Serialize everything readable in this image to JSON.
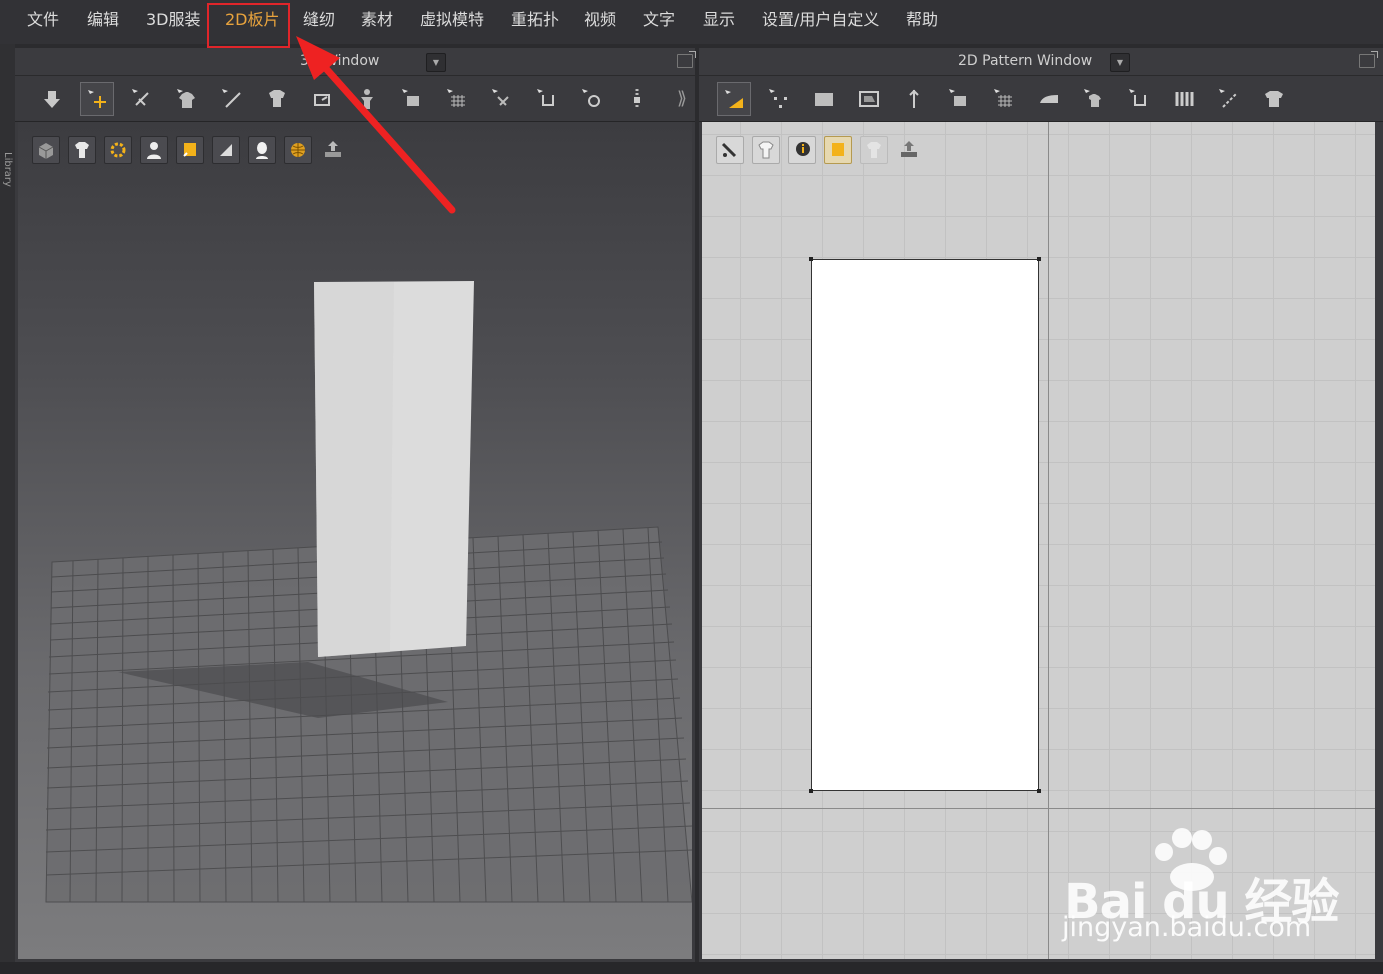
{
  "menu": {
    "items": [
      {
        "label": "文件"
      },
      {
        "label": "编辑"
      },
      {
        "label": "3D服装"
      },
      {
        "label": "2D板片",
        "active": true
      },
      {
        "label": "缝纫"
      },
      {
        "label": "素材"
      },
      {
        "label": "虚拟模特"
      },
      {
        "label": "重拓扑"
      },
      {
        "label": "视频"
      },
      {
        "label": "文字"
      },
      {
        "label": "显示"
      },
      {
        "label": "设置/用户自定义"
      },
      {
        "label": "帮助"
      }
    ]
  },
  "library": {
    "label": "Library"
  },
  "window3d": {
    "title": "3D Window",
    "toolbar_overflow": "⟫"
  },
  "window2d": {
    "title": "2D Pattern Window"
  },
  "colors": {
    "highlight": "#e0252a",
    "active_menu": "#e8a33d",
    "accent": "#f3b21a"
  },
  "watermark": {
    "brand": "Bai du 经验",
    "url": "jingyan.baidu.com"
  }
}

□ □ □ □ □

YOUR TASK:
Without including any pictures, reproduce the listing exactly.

EXERCISE ANSWER:
Serialize everything readable in this image to JSON.
{
  "menu": {
    "items": [
      {
        "label": "文件"
      },
      {
        "label": "编辑"
      },
      {
        "label": "3D服装"
      },
      {
        "label": "2D板片",
        "active": true
      },
      {
        "label": "缝纫"
      },
      {
        "label": "素材"
      },
      {
        "label": "虚拟模特"
      },
      {
        "label": "重拓扑"
      },
      {
        "label": "视频"
      },
      {
        "label": "文字"
      },
      {
        "label": "显示"
      },
      {
        "label": "设置/用户自定义"
      },
      {
        "label": "帮助"
      }
    ]
  },
  "library": {
    "label": "Library"
  },
  "window3d": {
    "title": "3D Window",
    "toolbar_overflow": "⟫"
  },
  "window2d": {
    "title": "2D Pattern Window"
  },
  "colors": {
    "highlight": "#e0252a",
    "active_menu": "#e8a33d",
    "accent": "#f3b21a"
  },
  "watermark": {
    "brand": "Bai du 经验",
    "url": "jingyan.baidu.com"
  }
}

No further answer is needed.